--- Available data ---

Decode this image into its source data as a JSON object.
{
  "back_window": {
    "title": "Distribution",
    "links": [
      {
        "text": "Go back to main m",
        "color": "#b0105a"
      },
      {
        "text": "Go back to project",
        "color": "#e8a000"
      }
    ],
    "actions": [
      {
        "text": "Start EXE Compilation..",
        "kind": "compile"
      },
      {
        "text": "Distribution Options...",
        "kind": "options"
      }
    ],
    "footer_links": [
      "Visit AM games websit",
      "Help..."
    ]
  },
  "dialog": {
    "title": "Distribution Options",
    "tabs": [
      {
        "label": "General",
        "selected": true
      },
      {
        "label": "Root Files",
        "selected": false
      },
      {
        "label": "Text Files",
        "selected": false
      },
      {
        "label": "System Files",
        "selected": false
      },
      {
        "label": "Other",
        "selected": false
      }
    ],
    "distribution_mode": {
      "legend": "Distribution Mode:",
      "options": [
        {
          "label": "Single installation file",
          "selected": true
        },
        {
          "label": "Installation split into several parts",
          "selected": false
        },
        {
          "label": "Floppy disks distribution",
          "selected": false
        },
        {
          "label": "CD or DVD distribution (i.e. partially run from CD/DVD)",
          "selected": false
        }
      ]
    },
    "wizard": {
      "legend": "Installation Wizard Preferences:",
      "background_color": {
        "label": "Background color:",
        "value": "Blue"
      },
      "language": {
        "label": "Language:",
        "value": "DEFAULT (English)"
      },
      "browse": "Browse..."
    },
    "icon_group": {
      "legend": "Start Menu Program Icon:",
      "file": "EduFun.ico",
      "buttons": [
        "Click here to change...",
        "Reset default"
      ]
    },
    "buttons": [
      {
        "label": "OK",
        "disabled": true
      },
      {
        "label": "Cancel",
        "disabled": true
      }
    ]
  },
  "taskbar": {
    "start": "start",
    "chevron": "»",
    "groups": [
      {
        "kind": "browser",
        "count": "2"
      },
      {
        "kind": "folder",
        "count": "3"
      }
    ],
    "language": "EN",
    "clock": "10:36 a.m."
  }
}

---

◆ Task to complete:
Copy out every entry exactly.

◆ Finished task:
Decode this image into its source data as a JSON object.
{
  "back_window": {
    "title": "Distribution",
    "links": [
      {
        "text": "Go back to main m",
        "color": "#b0105a"
      },
      {
        "text": "Go back to project",
        "color": "#e8a000"
      }
    ],
    "actions": [
      {
        "text": "Start EXE Compilation..",
        "kind": "compile"
      },
      {
        "text": "Distribution Options...",
        "kind": "options"
      }
    ],
    "footer_links": [
      "Visit AM games websit",
      "Help..."
    ]
  },
  "dialog": {
    "title": "Distribution Options",
    "tabs": [
      {
        "label": "General",
        "selected": true
      },
      {
        "label": "Root Files",
        "selected": false
      },
      {
        "label": "Text Files",
        "selected": false
      },
      {
        "label": "System Files",
        "selected": false
      },
      {
        "label": "Other",
        "selected": false
      }
    ],
    "distribution_mode": {
      "legend": "Distribution Mode:",
      "options": [
        {
          "label": "Single installation file",
          "selected": true
        },
        {
          "label": "Installation split into several parts",
          "selected": false
        },
        {
          "label": "Floppy disks distribution",
          "selected": false
        },
        {
          "label": "CD or DVD distribution (i.e. partially run from CD/DVD)",
          "selected": false
        }
      ]
    },
    "wizard": {
      "legend": "Installation Wizard Preferences:",
      "background_color": {
        "label": "Background color:",
        "value": "Blue"
      },
      "language": {
        "label": "Language:",
        "value": "DEFAULT (English)"
      },
      "browse": "Browse..."
    },
    "icon_group": {
      "legend": "Start Menu Program Icon:",
      "file": "EduFun.ico",
      "buttons": [
        "Click here to change...",
        "Reset default"
      ]
    },
    "buttons": [
      {
        "label": "OK",
        "disabled": true
      },
      {
        "label": "Cancel",
        "disabled": true
      }
    ]
  },
  "taskbar": {
    "start": "start",
    "chevron": "»",
    "groups": [
      {
        "kind": "browser",
        "count": "2"
      },
      {
        "kind": "folder",
        "count": "3"
      }
    ],
    "language": "EN",
    "clock": "10:36 a.m."
  }
}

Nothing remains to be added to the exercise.